Separation of Powers The Constitution blends the functions of the legislative and executive branches in a dangerous fashion. The provisions covering treaties, appointments, and impeachments are the most notable blend of functions.
Judicial Tyranny The Constitution creates a powerful judicial branch that threatens the integrity of the state courts. The broad jurisdiction of the courts over matters of fact and law is too extensive.
The Absence of a Bill of Rights (Civil Liberties) The Constitution omits a declaration of rights the essential personal liberties retained by the people, particular the rights of freedom of the press, freedom of conscience and trial by jury. (Note: this objection was largely overcome by the Bill of Rights, the first ten amendments to the Constitution)
Taxes The Constitution grants extensive powers to tax, which may be used to oppress the people and further threaten the autonomy of the states by depriving them of the revenue necessary to govern.
Standing Army The Constitution neglects to prohibit standing armies during times of peace and threatens the integrity of the state militia.
Executive The extensive powers given to the president risk creating an elective monarchy.
The anti-Federalists were men like George Mason, Patrick Henry, Elbridge Gerry, Edmund Randolph, Thomas Greenleaf and many others who wrote under pseudonyms such as "Cato", "An Old Whig", "A Federal Farmer", and "A Plebian". Their writings are rich and diverse and in them both the modern left and the modern right can find much to point to support their assertions. For Norquist, he has more common ground with the anti-Federalists on subjects such as Consolidation, Civil Liberties, Judicial Tyranny, Taxes, and Executive Power. The other tenet of modern conservatism was not present in the debate of the 1780s and 1790s because it is largely a response to advancement of secular humanism. In this sense, that component of Mr. Norquist's conservative ideology is reactionary.

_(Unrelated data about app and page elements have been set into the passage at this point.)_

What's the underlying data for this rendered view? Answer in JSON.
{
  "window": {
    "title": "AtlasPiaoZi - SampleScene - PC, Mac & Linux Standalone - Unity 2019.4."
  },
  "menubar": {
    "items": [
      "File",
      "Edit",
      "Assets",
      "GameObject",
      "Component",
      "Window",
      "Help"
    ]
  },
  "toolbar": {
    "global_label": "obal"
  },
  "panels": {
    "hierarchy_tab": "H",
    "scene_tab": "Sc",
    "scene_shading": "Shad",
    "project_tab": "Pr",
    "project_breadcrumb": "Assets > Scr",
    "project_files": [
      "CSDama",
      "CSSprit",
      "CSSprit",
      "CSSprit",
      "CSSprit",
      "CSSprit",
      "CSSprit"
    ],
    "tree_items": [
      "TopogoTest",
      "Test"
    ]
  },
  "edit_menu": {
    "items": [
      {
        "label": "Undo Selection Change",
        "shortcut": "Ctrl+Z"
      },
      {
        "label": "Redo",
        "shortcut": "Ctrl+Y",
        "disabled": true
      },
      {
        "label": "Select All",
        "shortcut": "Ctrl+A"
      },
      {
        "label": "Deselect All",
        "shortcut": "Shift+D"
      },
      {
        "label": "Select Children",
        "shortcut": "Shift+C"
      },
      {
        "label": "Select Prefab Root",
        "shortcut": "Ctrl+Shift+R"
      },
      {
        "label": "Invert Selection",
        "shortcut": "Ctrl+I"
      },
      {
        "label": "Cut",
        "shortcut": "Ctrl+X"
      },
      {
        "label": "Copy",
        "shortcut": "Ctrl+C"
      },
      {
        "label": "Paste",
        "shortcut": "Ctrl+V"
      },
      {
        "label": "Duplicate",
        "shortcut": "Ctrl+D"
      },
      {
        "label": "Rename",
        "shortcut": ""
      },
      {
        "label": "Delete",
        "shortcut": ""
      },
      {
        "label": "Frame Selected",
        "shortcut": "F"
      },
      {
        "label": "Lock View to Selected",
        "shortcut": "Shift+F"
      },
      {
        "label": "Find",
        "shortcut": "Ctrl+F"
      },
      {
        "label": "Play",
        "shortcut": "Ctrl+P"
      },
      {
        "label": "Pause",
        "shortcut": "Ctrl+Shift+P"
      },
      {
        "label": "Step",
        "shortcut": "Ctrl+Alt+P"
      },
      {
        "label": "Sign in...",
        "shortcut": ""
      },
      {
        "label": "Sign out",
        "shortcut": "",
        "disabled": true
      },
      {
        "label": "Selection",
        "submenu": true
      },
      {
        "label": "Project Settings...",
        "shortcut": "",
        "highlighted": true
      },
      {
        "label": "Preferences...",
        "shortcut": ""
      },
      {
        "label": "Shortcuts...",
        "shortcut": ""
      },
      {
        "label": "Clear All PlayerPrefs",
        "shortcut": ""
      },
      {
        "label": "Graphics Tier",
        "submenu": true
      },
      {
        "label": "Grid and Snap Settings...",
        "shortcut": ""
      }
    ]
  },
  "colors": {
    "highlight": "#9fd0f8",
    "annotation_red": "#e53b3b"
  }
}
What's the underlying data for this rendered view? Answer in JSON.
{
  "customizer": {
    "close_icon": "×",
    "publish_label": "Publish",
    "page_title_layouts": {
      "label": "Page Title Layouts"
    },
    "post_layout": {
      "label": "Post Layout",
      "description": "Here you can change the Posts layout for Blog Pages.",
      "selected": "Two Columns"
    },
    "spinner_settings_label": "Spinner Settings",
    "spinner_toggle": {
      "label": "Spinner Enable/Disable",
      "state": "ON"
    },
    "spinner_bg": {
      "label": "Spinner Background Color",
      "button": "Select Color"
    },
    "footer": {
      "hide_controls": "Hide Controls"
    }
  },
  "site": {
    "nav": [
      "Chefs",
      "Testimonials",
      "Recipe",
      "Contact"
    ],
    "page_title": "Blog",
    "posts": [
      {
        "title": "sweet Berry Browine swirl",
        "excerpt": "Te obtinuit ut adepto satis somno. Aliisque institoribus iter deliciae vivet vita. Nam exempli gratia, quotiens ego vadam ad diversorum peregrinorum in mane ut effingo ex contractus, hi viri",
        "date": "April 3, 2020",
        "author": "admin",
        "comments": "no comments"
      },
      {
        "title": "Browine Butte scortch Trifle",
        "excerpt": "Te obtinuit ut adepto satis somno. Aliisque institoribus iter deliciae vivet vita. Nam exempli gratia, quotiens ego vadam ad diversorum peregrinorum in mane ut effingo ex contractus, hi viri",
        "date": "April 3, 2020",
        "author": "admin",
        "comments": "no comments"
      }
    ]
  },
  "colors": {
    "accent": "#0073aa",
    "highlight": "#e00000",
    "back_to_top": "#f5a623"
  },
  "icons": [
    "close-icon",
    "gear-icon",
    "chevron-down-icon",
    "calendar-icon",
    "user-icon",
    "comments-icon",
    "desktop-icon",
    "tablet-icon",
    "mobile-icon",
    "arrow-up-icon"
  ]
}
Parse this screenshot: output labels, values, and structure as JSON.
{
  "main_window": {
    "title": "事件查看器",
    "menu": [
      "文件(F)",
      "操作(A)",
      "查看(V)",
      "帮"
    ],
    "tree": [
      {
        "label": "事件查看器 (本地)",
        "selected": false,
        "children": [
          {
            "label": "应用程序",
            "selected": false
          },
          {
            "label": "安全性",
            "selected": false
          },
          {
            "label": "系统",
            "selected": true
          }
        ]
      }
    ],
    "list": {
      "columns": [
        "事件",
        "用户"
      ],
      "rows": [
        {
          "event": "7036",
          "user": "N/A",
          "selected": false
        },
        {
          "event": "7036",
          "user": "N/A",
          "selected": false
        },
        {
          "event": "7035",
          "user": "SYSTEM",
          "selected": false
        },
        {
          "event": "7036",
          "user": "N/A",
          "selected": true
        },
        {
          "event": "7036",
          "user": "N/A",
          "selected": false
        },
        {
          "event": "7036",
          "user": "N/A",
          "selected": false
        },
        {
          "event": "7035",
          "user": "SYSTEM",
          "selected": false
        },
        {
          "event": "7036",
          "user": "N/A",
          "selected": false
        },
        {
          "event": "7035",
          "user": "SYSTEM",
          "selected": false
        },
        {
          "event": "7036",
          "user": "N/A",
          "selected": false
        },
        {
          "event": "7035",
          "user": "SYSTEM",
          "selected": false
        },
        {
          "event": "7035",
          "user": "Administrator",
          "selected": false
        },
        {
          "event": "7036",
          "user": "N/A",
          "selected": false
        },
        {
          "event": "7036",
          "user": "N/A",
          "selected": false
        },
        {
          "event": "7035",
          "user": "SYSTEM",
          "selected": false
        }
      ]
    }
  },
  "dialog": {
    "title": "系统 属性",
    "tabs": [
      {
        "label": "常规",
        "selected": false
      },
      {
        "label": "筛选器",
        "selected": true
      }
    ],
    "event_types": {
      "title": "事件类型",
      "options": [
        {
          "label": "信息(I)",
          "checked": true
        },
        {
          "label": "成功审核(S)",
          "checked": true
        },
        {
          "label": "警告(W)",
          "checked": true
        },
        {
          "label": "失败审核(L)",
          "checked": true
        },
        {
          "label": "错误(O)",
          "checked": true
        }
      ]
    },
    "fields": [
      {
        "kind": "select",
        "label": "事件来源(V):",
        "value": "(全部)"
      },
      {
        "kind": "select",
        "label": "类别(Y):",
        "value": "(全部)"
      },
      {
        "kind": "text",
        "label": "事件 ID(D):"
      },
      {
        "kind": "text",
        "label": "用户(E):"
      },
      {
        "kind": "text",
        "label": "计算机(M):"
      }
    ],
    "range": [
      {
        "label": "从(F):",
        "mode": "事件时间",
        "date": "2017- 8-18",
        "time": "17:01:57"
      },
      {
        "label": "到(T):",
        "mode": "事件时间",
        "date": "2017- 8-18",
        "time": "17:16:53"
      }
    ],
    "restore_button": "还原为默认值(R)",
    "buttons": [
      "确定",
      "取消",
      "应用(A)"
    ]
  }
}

In his book and elsewhere, Norquist has long argued that the modern Republican party is a coalition of groups and tendencies created during the political life of Ronald Reagan, based on principle rather than region and history. According to Norquist, the new political movement that now controls much of the Republican party is one made up of Americans who simply wish to be left alone by their government. They are not asking the government for others' money, time, or attention. Rather, they want to be free to own a gun, homeschool their children, pray, invest their money, and control their own destiny. Apparently that right is not extended to those who chose to control their own fertility.
On the other hand, Grover Norquist did break with his party on both the Patriot Act and on FISA. In 2006, he said "If you interpret the Constitution's saying that the president is commander in chief to mean that the president can do anything he wants and can ignore the laws you don't have a constitution: you have a king," adding that "they're not trying to change the law; they're saying that they're above the law and in the case of the NSA wiretaps they break it." In this regard, he is at least consistent with many of the traditions of the anti-Federalists.
However in a more distant time, this "Leave Us Alone" mentality would have included the right to own slaves. In a more recent time, this would have included the right of the states to discriminate on the basis of race. That's part of the legacy to which Norquist is appealing. It is a leave us alone so we can do as we please with the definition of "do" including the right to harm and injure. I suspect it pointless to tell Mr. Norquist that the United States did experiment with limited government once. It was called the Articles of Confederation that governed the country from 1781 to 1789 and it was an abysmal failure.
Here's Grover Norquist in his own words on the "Leave Us Alone" Coalition from a presentation at the New America Foundation:
The full Grover Norquist talk can be listened to at FORA TV.